American girls are hitting puberty earlier than they did just a decade ago, according to a new study published in the journal Pediatrics. (Watch a local report about early puberty.) While the research team will continue to probe this phenomenon, here's a quick guide to their findings to date, and what they mean for children's health:

How common is early puberty?
More common than you might think. Fifteen percent of the 1,239 girls studied between 2004 and 2006 showed signs of breast development at age 7, including 23 percent of African-American girls, and 10 percent of Caucasians (up from just 5 percent in a landmark 1997 study).

Why is this happening?
It's too early to pinpoint any one cause, says lead author Dr. Frank Biro of the Cincinnati Children's Hospital. But the rising rate of childhood obesity is a factor; researchers theorize that heavyset girls are more likely to start puberty earlier because body fat can produce sex hormones. Another possible culprit: the hormone-disrupting chemicals found in everything from pesticides to flame retardants applied to furniture — compounds that have been proved to affect sexual development in animals.

How does early puberty affect children?
Profoundly, and in many ways. Estrogen production increases during sexual development — and the longer a female is exposed to estrogen, the more vulnerable she is to breast cancer.

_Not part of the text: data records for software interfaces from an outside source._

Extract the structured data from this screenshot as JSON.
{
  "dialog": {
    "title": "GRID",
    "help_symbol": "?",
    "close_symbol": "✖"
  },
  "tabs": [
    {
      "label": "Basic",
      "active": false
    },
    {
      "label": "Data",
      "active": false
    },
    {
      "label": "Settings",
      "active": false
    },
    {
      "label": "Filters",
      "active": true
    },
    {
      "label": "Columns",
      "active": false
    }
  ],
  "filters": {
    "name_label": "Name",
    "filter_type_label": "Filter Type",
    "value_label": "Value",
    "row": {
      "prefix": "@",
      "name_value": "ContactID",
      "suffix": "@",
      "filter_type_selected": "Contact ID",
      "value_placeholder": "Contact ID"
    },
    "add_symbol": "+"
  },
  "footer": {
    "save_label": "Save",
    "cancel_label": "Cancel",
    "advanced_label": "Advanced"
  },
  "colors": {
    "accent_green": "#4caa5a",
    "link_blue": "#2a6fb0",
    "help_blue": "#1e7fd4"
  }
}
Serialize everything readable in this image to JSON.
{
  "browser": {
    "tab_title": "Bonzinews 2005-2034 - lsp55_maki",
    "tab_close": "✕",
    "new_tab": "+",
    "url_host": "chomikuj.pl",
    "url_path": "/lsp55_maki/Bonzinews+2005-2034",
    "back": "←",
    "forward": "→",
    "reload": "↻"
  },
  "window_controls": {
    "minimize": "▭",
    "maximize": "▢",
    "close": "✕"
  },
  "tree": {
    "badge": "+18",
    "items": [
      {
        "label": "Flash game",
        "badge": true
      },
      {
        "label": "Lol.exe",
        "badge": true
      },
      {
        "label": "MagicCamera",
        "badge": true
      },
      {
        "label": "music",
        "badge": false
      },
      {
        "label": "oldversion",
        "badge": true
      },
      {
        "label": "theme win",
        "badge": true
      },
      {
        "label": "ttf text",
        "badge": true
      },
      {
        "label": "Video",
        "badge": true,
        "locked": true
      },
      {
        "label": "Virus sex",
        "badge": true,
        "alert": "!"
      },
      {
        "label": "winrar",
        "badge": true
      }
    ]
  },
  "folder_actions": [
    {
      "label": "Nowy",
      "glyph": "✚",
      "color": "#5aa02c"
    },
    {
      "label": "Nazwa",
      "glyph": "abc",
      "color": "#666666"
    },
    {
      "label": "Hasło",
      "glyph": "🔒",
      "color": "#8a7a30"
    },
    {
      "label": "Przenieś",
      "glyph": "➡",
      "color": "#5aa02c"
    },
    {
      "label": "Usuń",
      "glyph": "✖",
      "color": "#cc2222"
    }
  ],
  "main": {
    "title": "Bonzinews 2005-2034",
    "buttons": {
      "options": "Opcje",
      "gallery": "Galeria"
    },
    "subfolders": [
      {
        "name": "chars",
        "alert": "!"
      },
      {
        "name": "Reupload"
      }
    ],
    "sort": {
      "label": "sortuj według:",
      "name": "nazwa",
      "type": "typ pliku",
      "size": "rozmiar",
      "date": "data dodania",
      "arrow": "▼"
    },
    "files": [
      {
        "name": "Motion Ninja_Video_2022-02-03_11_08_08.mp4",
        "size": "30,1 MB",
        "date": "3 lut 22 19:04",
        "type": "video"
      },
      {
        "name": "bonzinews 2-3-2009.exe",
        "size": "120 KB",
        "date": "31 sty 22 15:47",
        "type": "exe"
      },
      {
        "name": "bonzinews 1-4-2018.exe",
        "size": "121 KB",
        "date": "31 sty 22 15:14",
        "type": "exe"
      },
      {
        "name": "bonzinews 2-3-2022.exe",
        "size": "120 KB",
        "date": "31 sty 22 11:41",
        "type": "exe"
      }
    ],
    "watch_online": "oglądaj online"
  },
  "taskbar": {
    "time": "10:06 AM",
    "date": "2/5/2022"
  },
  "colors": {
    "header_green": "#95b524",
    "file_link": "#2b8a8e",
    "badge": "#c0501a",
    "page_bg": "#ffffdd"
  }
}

Early puberty is also simply confusing, increasing the odds that girls will develop low self-esteem, eating disorders, and depression — which, in turn, can trigger premature sexual activity.

How can parents help?
Make sure you tell your daughter that "her body is okay," and that she's "normal ... developing as a young girl should develop," Dr. Leslie Walker of Seattle Children's Hospital told NPR, especially if she's being teased at school. If the teasing becomes intolerable, ask school administrators for advice. Beyond that, make sure you talk to your daughter about how to deal with advances from older boys or even grown men. "They don't necessarily think, oh, here is an 8-year-old girl," says Walker. "They say oh, look ... she has breasts, she's old enough."

Sources: Time, USA Today, NPR, Globe and Mail